- The Best Medicine
- The Blessing
- The Runaways
- Great Scott
- Miss Flame (Part 1), (Part 2)
- The Summons (Part 1), (Part 2)
- Distant Thunder
PAST STORIES FROM BRYSON CITY TALES
- The Murder (Part 1); (Part 2); (Part 3)
- The Arrival (Part 1); (Part 2)
- The Hemlock Inn (Part 1); (Part 2)
- The Grand Tour (Part 1); (Part 2)
- The Interview (Part 1); (Part 2); (Part 3)
- Settling In (Part 1); (Part 2)
- First-Day Jitters (Part 1); (Part 2)
- Emergency (Part 1); (Part 2)
- The Delivery (Part 1); (Part 2)
- The “Expert” (Part 1); (Part 2)
- The Trial (Part 1); (Part 2)
- Shiitake Sam (Part 1); (Part 2)
- Wet Behind the Ears (Part 1); (Part 2); (Part 3)
- Lessons in Daily Practice (Part 1) — Anal Angina; (Part 2); (Part 3); (Part 4)
- White Lies
- The Epiphany (Part 1); (Part 2)
- Becoming Part of the Team (Part 1); (Part 2)
- Monuments (Part 1); (Part 2)
- My First Home Victory (Part 1); (Part 2)
- Fisher of Men (Part 1); (Part 2)
- Fly-Fishing (Part 1); (Part 2)
- Something Fishy (Part 1); (Part 2)
- A Good Day at the Office
- An Evening to Remember
- Another New Doc Comes to Town
- ‘Twas the Night Before Christmas (Part 1); (Part 2)
- A Surprising Gift
- The New Year (Part 1); (Part 2)
- The Home Birth (Part1); (Part 2); (Part 3)
- The Showdown (Part1); (Part 2); (Part 3)
- The Initiation (Part 1); (Part 2); (Part 3)
- Home at Last (Part 1); (Part 2); (Part 3)

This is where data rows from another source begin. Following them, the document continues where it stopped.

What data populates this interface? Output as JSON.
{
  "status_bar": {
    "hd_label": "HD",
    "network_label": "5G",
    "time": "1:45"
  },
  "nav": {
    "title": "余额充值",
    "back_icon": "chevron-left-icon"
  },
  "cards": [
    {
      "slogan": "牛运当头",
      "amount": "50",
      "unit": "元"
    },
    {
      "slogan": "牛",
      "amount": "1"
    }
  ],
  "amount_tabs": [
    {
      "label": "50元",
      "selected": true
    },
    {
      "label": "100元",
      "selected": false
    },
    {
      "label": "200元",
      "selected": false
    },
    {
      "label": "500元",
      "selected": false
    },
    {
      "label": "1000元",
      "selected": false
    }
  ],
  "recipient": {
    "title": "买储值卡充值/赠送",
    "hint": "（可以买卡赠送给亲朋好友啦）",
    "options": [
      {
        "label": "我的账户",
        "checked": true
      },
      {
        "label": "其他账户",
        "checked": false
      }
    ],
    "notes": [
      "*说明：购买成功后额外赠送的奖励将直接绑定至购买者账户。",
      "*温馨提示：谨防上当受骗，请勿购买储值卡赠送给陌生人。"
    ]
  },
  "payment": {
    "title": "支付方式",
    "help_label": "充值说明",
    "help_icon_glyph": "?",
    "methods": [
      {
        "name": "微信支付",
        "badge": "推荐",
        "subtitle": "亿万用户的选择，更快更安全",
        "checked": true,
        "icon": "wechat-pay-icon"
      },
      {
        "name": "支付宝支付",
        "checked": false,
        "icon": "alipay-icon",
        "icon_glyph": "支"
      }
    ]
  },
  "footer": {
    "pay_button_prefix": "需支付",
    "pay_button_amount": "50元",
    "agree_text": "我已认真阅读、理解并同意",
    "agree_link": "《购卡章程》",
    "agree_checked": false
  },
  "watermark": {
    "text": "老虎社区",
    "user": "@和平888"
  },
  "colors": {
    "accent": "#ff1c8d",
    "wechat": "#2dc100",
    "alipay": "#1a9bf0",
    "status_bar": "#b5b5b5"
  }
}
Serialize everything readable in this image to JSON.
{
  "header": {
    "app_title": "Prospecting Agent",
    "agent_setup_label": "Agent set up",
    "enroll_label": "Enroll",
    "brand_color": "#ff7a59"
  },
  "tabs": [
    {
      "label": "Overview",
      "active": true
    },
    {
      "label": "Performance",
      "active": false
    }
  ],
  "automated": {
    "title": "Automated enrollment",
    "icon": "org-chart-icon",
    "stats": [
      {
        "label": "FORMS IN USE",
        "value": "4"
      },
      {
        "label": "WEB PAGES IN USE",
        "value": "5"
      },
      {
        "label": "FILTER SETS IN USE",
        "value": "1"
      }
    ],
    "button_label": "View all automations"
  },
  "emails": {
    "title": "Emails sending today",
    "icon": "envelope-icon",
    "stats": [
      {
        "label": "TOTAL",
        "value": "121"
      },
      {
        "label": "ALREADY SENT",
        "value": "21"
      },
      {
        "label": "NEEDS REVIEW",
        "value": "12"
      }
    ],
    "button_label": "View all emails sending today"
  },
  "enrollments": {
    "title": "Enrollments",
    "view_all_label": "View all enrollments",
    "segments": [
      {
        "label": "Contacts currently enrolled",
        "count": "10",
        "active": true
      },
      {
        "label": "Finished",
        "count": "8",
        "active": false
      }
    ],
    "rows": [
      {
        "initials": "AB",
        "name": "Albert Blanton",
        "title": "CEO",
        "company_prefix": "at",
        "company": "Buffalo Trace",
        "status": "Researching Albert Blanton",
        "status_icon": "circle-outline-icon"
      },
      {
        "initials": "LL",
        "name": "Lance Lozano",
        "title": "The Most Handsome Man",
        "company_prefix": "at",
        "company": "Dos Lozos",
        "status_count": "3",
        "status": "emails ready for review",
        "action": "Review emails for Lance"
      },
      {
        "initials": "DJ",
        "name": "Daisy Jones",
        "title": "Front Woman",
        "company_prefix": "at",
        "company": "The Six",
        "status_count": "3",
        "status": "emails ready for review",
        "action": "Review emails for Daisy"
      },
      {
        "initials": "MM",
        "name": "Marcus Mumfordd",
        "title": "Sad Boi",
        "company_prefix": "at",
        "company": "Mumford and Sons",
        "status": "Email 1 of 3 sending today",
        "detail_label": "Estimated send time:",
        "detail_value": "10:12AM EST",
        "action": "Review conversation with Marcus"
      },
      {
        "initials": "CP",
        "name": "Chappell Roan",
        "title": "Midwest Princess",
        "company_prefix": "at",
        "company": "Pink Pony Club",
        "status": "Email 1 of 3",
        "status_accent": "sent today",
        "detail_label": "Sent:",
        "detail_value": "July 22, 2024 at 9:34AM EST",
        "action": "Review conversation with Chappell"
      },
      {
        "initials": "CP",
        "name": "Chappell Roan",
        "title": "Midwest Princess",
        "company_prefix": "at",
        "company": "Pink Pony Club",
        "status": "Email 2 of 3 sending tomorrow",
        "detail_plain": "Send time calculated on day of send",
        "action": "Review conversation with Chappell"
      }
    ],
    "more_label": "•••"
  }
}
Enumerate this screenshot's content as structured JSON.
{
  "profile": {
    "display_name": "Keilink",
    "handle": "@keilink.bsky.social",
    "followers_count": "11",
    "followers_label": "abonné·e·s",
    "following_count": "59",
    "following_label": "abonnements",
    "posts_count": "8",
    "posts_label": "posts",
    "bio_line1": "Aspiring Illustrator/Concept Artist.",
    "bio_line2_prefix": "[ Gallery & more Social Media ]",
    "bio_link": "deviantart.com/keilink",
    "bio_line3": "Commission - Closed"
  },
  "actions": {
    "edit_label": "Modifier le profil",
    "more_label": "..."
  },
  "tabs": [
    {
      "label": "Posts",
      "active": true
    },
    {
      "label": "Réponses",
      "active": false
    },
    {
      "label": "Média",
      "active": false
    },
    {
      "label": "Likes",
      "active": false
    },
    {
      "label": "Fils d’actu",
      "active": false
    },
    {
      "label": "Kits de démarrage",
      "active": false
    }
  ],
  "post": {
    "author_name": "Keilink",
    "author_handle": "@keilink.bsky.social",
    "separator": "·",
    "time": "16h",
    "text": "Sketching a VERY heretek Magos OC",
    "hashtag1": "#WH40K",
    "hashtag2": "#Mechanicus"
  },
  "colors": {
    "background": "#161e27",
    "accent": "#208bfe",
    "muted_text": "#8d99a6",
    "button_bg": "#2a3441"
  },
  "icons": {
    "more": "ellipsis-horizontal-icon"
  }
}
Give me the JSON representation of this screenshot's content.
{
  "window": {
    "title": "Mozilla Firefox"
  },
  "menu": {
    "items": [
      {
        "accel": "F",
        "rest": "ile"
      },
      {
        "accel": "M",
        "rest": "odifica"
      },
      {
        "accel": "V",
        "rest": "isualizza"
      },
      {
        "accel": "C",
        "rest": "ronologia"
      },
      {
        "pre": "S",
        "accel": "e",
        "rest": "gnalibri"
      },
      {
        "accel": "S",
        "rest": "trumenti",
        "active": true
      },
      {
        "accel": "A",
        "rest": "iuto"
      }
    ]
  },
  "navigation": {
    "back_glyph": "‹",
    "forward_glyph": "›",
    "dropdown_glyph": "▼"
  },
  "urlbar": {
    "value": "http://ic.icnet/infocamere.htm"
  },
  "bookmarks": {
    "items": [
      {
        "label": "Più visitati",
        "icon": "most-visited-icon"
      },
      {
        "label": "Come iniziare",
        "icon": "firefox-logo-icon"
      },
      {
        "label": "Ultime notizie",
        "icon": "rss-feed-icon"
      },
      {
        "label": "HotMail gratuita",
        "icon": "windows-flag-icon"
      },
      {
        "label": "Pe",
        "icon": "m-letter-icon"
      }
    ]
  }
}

© Copyright WLL, INC. 2019. This blog provides a wide variety of general health information only and is not intended to be a substitute for professional medical advice, diagnosis, or treatment from your regular physician. If you are concerned about your health, take what you learn from this blog and meet with your personal doctor to discuss your concerns.